Run through the data and copy out every line that mentions the word "icon".

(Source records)
::::::

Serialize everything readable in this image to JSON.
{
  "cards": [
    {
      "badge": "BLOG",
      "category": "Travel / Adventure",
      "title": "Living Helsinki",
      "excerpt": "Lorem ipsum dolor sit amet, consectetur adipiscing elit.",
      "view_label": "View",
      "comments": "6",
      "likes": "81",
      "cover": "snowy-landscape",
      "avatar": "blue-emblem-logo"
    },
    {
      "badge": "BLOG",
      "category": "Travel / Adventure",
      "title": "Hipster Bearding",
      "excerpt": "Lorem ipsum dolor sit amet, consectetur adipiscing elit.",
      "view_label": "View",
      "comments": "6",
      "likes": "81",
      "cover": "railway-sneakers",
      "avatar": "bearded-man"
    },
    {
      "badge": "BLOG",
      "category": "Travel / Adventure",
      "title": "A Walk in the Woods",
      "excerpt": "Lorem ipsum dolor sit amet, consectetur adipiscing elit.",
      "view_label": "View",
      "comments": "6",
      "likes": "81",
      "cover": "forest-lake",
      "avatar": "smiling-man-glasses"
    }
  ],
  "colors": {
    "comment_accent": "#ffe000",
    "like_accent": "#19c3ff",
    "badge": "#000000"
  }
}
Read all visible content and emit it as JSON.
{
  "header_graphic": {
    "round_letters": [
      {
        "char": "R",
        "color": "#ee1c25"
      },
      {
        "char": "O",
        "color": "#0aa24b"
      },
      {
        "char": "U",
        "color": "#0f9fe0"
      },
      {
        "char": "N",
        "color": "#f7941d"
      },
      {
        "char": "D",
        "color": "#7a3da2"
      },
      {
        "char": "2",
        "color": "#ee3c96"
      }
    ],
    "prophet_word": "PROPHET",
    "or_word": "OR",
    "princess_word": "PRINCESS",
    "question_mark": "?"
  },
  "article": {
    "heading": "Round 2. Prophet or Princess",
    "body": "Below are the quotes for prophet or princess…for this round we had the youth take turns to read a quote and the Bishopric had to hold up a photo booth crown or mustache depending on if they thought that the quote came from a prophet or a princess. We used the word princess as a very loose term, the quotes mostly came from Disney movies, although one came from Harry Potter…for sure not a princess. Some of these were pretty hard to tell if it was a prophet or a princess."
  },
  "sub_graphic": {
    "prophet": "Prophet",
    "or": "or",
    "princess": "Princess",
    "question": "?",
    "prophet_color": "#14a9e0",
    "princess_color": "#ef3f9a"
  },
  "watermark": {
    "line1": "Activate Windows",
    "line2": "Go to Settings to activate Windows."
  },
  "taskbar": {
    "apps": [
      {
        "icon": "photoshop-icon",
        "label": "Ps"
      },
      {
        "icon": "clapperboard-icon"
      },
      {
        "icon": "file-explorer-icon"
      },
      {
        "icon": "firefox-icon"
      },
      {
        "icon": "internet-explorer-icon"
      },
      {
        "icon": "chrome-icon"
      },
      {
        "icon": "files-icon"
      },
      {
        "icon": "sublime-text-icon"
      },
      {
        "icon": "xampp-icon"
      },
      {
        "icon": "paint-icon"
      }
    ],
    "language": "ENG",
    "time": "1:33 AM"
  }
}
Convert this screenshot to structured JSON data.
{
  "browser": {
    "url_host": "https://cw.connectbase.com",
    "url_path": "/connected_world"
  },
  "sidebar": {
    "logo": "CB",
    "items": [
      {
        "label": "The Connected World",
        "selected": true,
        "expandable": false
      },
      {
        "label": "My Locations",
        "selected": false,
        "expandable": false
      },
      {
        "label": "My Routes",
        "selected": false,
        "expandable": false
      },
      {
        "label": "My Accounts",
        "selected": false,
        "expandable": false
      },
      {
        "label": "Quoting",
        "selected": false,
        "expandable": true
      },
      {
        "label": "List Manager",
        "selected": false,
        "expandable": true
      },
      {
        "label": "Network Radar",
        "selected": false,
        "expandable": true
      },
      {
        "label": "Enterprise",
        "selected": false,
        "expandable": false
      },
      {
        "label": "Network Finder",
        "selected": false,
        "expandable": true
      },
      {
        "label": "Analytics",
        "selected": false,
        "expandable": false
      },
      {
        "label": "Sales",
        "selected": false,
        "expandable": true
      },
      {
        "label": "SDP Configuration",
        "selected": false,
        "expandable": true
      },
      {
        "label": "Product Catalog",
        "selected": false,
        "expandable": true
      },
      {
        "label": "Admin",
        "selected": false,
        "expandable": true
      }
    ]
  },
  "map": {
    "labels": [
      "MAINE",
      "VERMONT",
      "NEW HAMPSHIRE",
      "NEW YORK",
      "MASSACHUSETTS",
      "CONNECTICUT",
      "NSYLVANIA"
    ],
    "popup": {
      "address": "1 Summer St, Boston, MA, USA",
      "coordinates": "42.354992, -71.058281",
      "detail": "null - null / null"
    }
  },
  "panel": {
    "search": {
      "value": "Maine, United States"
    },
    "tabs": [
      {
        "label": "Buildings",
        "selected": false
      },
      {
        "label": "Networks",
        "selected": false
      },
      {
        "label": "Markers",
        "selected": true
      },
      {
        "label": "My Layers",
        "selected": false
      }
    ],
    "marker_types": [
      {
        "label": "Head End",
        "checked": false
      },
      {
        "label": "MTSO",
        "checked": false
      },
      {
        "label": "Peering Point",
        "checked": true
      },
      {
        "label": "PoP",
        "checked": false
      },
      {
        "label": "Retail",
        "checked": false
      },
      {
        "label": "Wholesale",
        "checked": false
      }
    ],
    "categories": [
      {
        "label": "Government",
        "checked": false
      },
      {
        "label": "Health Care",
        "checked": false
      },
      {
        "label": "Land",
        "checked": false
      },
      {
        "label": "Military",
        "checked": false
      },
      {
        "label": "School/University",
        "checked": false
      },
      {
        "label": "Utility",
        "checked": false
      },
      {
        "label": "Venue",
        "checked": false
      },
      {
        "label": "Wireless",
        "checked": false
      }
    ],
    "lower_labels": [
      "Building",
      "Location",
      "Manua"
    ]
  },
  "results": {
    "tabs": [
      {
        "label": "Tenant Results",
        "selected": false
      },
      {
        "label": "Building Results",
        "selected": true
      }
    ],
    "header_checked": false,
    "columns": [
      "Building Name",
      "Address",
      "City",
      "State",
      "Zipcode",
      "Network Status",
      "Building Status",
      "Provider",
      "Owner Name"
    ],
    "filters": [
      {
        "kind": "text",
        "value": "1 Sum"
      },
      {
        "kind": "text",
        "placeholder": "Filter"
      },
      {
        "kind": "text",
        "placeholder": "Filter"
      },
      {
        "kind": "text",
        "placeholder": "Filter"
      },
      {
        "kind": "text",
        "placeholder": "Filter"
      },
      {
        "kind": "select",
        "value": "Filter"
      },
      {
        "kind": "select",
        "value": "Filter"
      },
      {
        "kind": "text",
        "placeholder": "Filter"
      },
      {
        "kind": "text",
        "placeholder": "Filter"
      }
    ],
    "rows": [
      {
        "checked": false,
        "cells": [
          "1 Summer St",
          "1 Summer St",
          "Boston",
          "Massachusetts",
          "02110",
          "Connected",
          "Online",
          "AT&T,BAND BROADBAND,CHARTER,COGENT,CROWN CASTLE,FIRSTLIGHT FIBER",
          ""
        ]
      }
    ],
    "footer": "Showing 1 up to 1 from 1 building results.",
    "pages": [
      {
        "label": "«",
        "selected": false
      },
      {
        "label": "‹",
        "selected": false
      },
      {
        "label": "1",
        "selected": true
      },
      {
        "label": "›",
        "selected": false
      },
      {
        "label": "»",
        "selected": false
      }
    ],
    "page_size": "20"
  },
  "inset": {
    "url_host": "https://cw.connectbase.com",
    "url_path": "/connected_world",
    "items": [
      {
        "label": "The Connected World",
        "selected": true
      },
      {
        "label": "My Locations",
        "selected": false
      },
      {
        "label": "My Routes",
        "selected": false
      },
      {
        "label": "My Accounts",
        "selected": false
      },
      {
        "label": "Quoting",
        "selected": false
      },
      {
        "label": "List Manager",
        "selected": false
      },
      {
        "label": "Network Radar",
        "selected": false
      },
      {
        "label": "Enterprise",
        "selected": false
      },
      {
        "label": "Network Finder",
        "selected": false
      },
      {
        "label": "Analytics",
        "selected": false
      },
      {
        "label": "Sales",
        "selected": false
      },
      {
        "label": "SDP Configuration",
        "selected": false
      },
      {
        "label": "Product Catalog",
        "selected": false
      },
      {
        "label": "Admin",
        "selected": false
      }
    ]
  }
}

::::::

> Answer to the exercise:
        "icon": "photoshop-icon",
        "icon": "clapperboard-icon"
        "icon": "file-explorer-icon"
        "icon": "firefox-icon"
        "icon": "internet-explorer-icon"
        "icon": "chrome-icon"
        "icon": "files-icon"
        "icon": "sublime-text-icon"
        "icon": "xampp-icon"
        "icon": "paint-icon"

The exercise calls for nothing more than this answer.